With enforcement of the UK’s new law on internet cookies due to begin this week, on Friday the Information Commissioner published a new version of his guidance on compliance. Although the Information Commissioner says the new version is a clarification, others have described it as a “striking shift”.
The most significant change appears to be the explicit statement on pages 9&10 of something that was hinted in the previous version – that “implied consent”, rather than “explicit consent”, may be acceptable for cookies used to analyse visits to websites. To clarify this, the section on “implied consent” has been extended. To give explicit consent a visitor must actually sign/say/click “I consent”. For implied consent:
there has to be some action taken by the consenting individual from which their consent can be inferred. This might for example be visiting a website, moving from one page to another or clicking on a particular button. The key point, however, is that when taking this action the individual has to have a reasonable understanding that by doing so they are agreeing to cookies being set.
For analytic cookies the same applies: if the site wishes to rely on implicit, rather than explicit, consent it must give sufficient notice and explanation to achieve a “common understanding” between the visitor and the site as to what the cookie will be used for. And “it must always be possible for the user to decline to accept cookies”, either at browser or site-specific level. The guidance does continue to distinguish between analytic and advertising cookies, so I suspect the extension of implicit consent doesn’t apply to the latter.
The guidance doesn’t seem to have changed its position on whether sites can imply consent from the fact that a visitor hasn’t set their browser to exclude cookies (Not yet: “At present, most browser settings are not sophisticated enough for websites to assume that consent has been given to allow the site to set a cookie”), nor whether visitors can be assumed to know about cookies and recognise when they are likely to be used (Not yet: “current levels of awareness of the way cookies are used and the options available to manage them is limited”). So if a site wants to rely on implied consent, it needs to provide both descriptions of its cookies and notice when the visitor approaches an area or function of the site where they are used.
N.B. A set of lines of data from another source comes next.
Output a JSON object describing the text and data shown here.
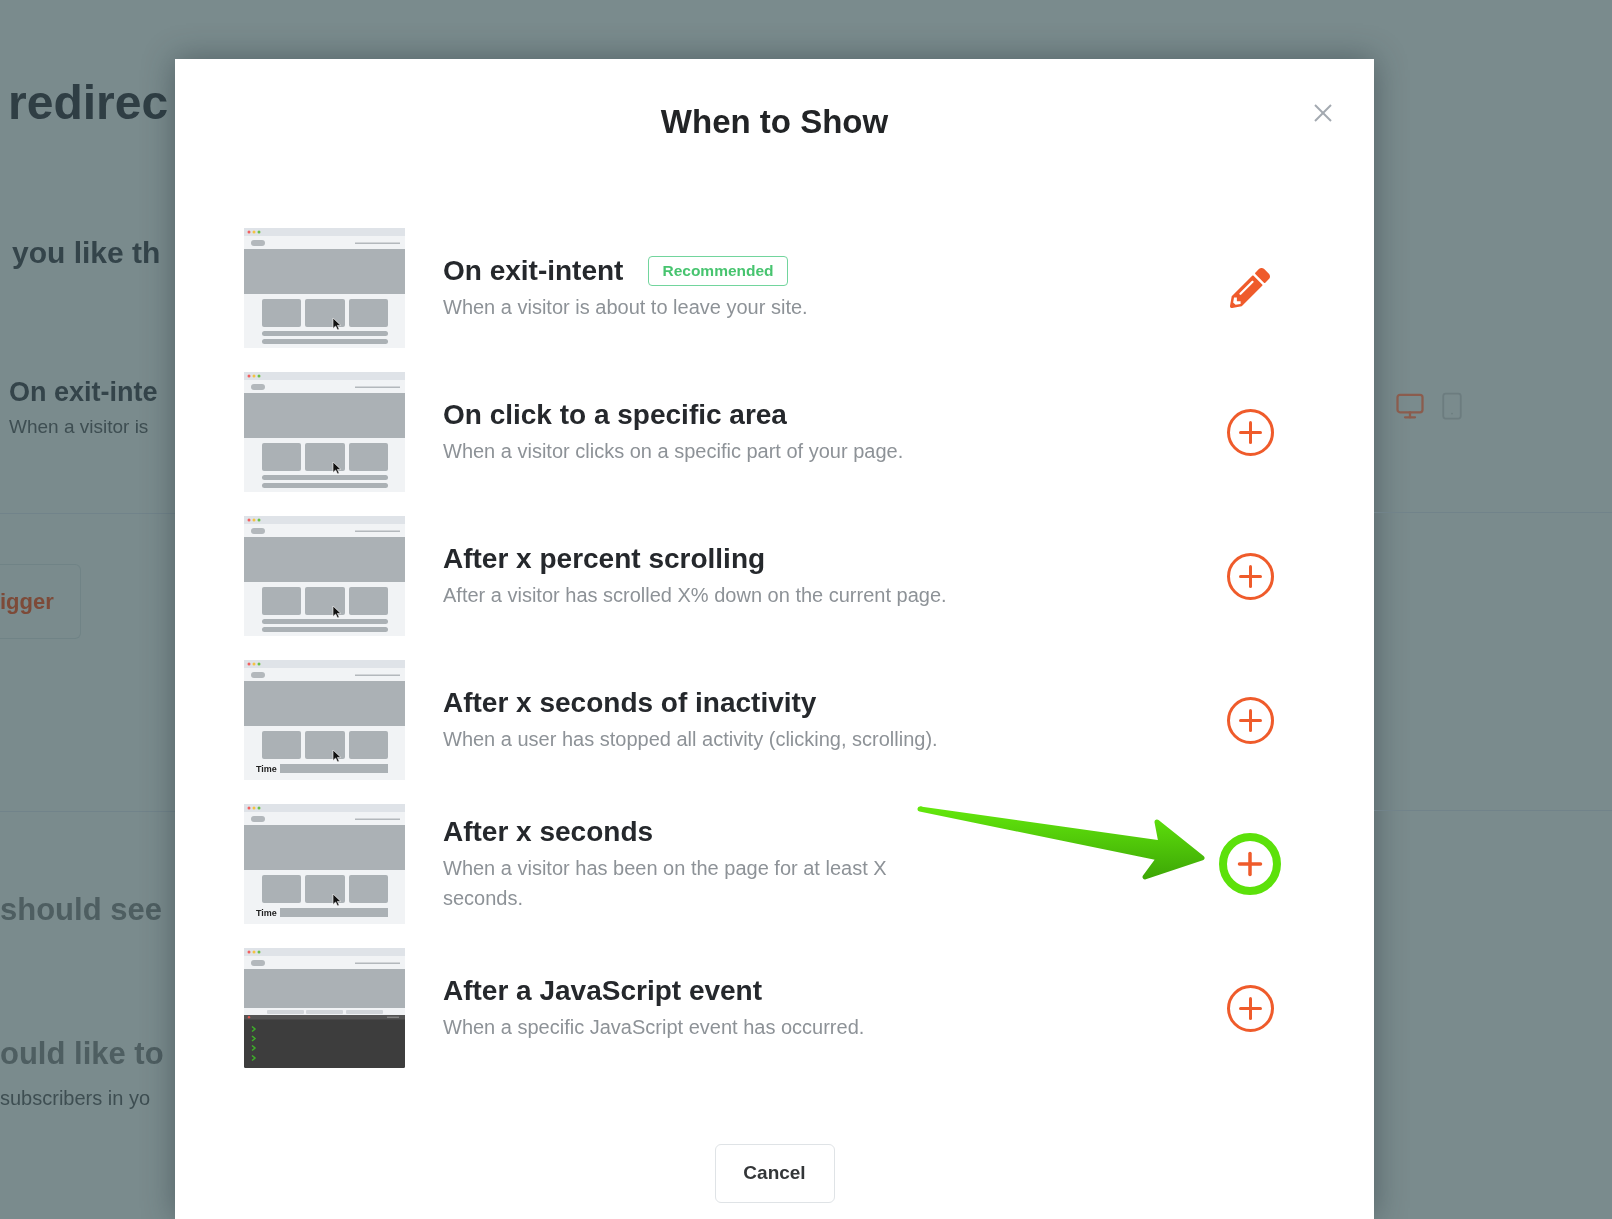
{
  "background": {
    "heading": "redirec",
    "question": "you like th",
    "trigger": {
      "title": "On exit-inte",
      "description": "When a visitor is"
    },
    "button": "igger",
    "section_1": {
      "title": "should see"
    },
    "section_2": {
      "title": "ould like to",
      "description": "subscribers in yo"
    },
    "devices": [
      {
        "kind": "desktop",
        "selected": true
      },
      {
        "kind": "mobile",
        "selected": false
      }
    ]
  },
  "dialog": {
    "title": "When to Show",
    "options": [
      {
        "title": "On exit-intent",
        "badge": "Recommended",
        "description": "When a visitor is about to leave your site.",
        "thumbnail": {
          "kind": "cards"
        },
        "action": {
          "kind": "edit"
        },
        "highlighted": false
      },
      {
        "title": "On click to a specific area",
        "description": "When a visitor clicks on a specific part of your page.",
        "thumbnail": {
          "kind": "cards"
        },
        "action": {
          "kind": "add"
        },
        "highlighted": false
      },
      {
        "title": "After x percent scrolling",
        "description": "After a visitor has scrolled X% down on the current page.",
        "thumbnail": {
          "kind": "cards"
        },
        "action": {
          "kind": "add"
        },
        "highlighted": false
      },
      {
        "title": "After x seconds of inactivity",
        "description": "When a user has stopped all activity (clicking, scrolling).",
        "thumbnail": {
          "kind": "timer",
          "label": "Time"
        },
        "action": {
          "kind": "add"
        },
        "highlighted": false
      },
      {
        "title": "After x seconds",
        "description": "When a visitor has been on the page for at least X seconds.",
        "thumbnail": {
          "kind": "timer",
          "label": "Time"
        },
        "action": {
          "kind": "add"
        },
        "highlighted": true
      },
      {
        "title": "After a JavaScript event",
        "description": "When a specific JavaScript event has occurred.",
        "thumbnail": {
          "kind": "console"
        },
        "action": {
          "kind": "add"
        },
        "highlighted": false
      }
    ],
    "cancel": "Cancel"
  }
}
While the new guidance will be welcomed by those still struggling to comply with the law (and those fearing a blizzard of pop-ups), it’s unfortunate that it couldn’t have been issued earlier. For the past two years the ICO has been trying to persuade websites to solve hard technical and user interface problems in order to comply with the law. This last minute change to what “compliance” means seems likely to make that argument even harder next time.